## The task
Determine how many lines of the listing below hold the string "Создать". Reply only with the number.

## Supplied information

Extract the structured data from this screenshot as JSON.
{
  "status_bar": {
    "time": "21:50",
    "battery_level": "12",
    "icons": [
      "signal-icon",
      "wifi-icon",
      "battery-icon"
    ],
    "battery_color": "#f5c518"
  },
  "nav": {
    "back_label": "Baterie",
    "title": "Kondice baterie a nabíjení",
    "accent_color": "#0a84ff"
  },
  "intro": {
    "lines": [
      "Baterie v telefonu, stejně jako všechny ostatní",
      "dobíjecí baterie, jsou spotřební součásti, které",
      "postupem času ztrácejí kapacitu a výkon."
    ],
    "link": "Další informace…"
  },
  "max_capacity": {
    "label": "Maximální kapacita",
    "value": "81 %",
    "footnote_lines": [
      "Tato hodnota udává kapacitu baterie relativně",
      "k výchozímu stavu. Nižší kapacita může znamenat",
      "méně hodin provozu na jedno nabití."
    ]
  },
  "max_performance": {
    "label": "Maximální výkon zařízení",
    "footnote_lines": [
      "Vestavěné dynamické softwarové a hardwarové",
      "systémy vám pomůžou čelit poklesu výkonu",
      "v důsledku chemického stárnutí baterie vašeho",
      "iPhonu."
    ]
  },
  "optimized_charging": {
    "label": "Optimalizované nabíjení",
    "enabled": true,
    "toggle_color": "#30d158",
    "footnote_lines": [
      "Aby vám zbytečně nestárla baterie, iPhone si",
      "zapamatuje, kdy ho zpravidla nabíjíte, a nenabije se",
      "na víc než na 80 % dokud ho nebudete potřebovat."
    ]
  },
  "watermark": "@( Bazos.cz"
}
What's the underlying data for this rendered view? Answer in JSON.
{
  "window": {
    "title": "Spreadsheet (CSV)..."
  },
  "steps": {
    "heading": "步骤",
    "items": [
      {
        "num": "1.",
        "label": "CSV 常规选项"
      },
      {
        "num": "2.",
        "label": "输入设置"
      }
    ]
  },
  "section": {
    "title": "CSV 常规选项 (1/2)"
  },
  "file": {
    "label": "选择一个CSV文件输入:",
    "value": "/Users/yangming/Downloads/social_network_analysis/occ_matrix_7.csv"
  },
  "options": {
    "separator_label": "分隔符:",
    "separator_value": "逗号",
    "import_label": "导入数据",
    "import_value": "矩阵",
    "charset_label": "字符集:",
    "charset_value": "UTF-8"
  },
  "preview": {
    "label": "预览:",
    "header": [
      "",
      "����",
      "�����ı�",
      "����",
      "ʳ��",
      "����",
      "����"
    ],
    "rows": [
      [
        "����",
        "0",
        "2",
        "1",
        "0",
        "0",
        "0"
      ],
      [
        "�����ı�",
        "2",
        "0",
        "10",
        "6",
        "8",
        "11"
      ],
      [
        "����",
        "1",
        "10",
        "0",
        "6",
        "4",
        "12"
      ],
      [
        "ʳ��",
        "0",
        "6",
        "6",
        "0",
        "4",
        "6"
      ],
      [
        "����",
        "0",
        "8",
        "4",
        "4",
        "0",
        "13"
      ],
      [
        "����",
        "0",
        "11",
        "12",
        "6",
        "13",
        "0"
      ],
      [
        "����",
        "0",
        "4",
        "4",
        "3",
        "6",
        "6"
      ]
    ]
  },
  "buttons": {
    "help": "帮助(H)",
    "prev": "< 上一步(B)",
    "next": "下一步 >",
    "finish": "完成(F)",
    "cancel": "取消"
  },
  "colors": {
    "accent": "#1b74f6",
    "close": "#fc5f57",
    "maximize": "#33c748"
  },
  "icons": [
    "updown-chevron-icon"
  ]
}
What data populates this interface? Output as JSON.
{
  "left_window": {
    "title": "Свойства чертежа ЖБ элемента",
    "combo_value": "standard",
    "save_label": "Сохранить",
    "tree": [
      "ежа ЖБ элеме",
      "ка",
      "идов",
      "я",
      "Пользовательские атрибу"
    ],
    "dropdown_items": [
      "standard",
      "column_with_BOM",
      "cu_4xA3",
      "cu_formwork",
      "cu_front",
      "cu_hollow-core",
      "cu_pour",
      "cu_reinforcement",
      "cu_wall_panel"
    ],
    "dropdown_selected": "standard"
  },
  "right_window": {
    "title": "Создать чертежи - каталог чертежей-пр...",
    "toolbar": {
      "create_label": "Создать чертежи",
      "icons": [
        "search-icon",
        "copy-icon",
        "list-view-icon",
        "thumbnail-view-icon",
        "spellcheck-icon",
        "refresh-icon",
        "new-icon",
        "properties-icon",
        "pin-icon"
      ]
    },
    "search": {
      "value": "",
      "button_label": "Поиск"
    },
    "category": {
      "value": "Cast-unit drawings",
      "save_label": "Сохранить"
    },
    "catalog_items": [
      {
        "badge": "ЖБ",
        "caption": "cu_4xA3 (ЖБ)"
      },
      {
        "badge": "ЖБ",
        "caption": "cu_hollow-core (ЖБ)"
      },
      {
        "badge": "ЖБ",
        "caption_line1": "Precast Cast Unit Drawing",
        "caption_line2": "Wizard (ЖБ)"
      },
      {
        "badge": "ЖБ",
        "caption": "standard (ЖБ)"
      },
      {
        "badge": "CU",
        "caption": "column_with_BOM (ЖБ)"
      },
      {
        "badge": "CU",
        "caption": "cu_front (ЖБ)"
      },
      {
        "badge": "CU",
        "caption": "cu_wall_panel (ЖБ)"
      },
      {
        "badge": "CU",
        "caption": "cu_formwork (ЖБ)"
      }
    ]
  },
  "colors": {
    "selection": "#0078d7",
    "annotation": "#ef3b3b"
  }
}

## Task response
2